With a steady stream of voters on Tuesday in Lyons, and a few voting machine snafus, voters, in the end, chose to continue with the Dissolution Plan for the Village. The votes was 474 Yes, and 309 No.
Nearly 800 Village voters appeared at the Lyons VFW. Having previously voted to Dissolve the Village in an election held in November of 2012, voters were asked to decide if the Dissolution Plan should continue.
This Tuesday’s Special Election ballot simply asked: Shall the elector-initiated dissolution plan take effect?
Even, with 78 absentee ballots still to be counted, and 9 ballots to be-hand counted, the outstanding votes could not override the outcome of Tuesday’s balloting.
A total of over 1200 voters showed up for the first vote in 2012. At that time, 619 voted to dissolve the Village of Lyons, and 585 said no. It was, however, a Presidential election year, and many voters were already at the polling sites to cast their votes.

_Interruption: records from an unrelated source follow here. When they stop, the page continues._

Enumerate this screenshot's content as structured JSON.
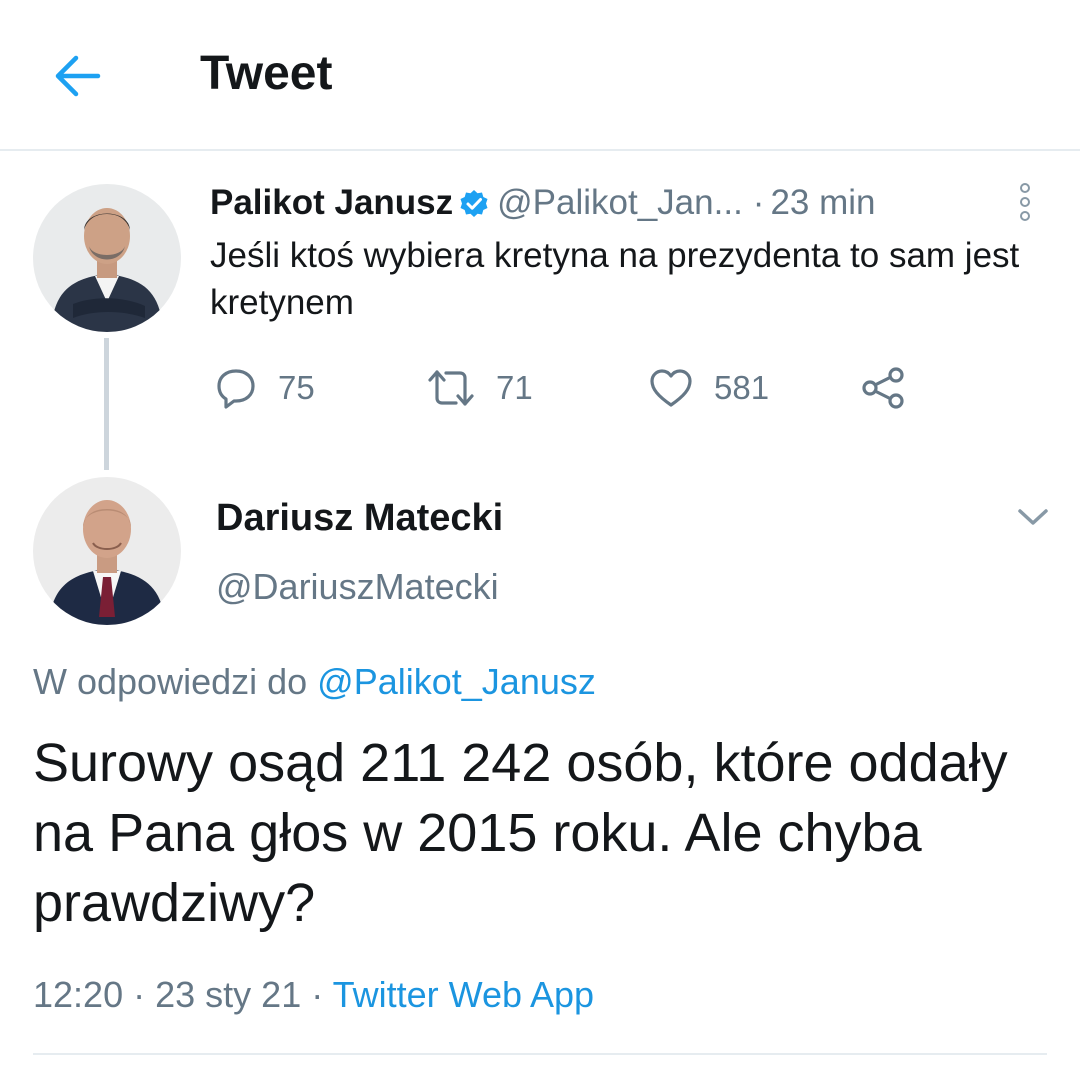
{
  "header": {
    "title": "Tweet",
    "back_icon": "arrow-left-icon"
  },
  "colors": {
    "accent": "#1da1f2",
    "link": "#1b95e0",
    "secondary_text": "#657786",
    "primary_text": "#14171a"
  },
  "tweet1": {
    "name": "Palikot Janusz",
    "verified": true,
    "handle": "@Palikot_Jan...",
    "separator": "·",
    "time": "23 min",
    "text": "Jeśli ktoś wybiera kretyna na prezydenta to sam jest kretynem",
    "actions": {
      "reply_count": "75",
      "retweet_count": "71",
      "like_count": "581"
    }
  },
  "tweet2": {
    "name": "Dariusz Matecki",
    "handle": "@DariuszMatecki",
    "replying_prefix": "W odpowiedzi do",
    "replying_to": "@Palikot_Janusz",
    "text": "Surowy osąd 211 242 osób, które oddały na Pana głos w 2015 roku. Ale chyba prawdziwy?",
    "time": "12:20",
    "date": "23 sty 21",
    "separator": "·",
    "source": "Twitter Web App"
  }
}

So, what happens now?
Lyons Town Supervisor Brian Manketelow stated that he would not start the momentum with “guns blazing”. “We want to be respectful of the Dissolution Committee’s plan. The people who did all the work deserve to be heard. We will take baby steps and use the plan as a starting point,” he said.
“We need to digest all of this. It just happened,” Manketlow acknowledged on Wednesday morning.
He indicated that the Governor’s office had called that morning (Wednesday) to offer any assistance. The Supervisor told the governor’s aide that the Town is working hard on consolidations, but is stuck with bad infractures, unfunded state mandates and a Tax Cap that make it very difficult for municipalities. He asked the State to “ante up” with funds to help the town progress forward.
Manktelow indicated that he had not yet spoken to Mayor VanSteen, but planned to sit down with him soon. “There are still some tough feelings all around, and we may need to just let everything settle down and move carefully and mindfully. The dissolution will not be final until December 31, 2015,” said Brian.
Mayor Terry Vansteen was similarly careful. “We were obviously disappointed with the vote. Everyone knows my feelings. My real concerns now are two-fold. The morale and well being of my employees. It has been particularly brutal on them with the uncertainty, explained VanSteen,
“Our plan now is to work on “going out of business”. I have angst and concern for the people of the Town of Lyons. They had no say in the decision and it affects them negatively. The decision is a travesty for them.”
Vansteen spoke of concern for all village employees also. “This long discussion has reflected on them. The village is not bad or evil. Our staff and trustees are the most answerable of all government agencies. They all do a good job. They are hard working, dedicated and tireless individuals who serve the citizens. It is unknown if some will be hired by the town. There is a lot of uncertainly.
“The voters were promised savings, and that is now up to someone else to deliver that savings,” said the Mayor.
“This year we had to operate as if we were still going to be a village. We set up a one year budget for 2014-2015. We had to be business-as-usual. We could not do any long range planning. We had to have a narrower vision.”
Several items still have to be handled by the Village as it goes forward to dissolution. They must work to move the Fire Department from a Department to a District. “We want it to be a smooth transition,” Terry noted.
The Village of Lyons also has to work on some loose ends with a previously funded project in the works for the summer on the Canal Trail. The work completing the trail from the west end of Newark to the Village of Lyons must be completed so the grant can be closed out.
Both the Mayor and Supervisor indicated that they must now hire consultants to aid them through the process of dissolution. The State will fund the process, but an RFP (request for proposals) must be made to find a consultants to do this. Manktelow also wanted to reach out to Seneca Falls, who has been through a dissolution – although each village and their services are unique. Assets have to be transferred, and property. There are many layers.
“You can’t just wait until October of 2015 and begin the process. Many transitions will occur starting this year,” VanSteen explained. He indicated that Sewer and Water can probably be transitioned first, as their budget are separate and not part of the village budget, by law.
“We will also have a decision to make on what to do with unappropriated fund balances paid by the village taxpayers. We need to find the best way to use that to their benefit, as it was their money collected for emergency use,” said VanSteen.
“My long range focus now has changed. I am in the business of shutting down the business of the village,” said the man who will become the last Mayor of the Village of Lyons.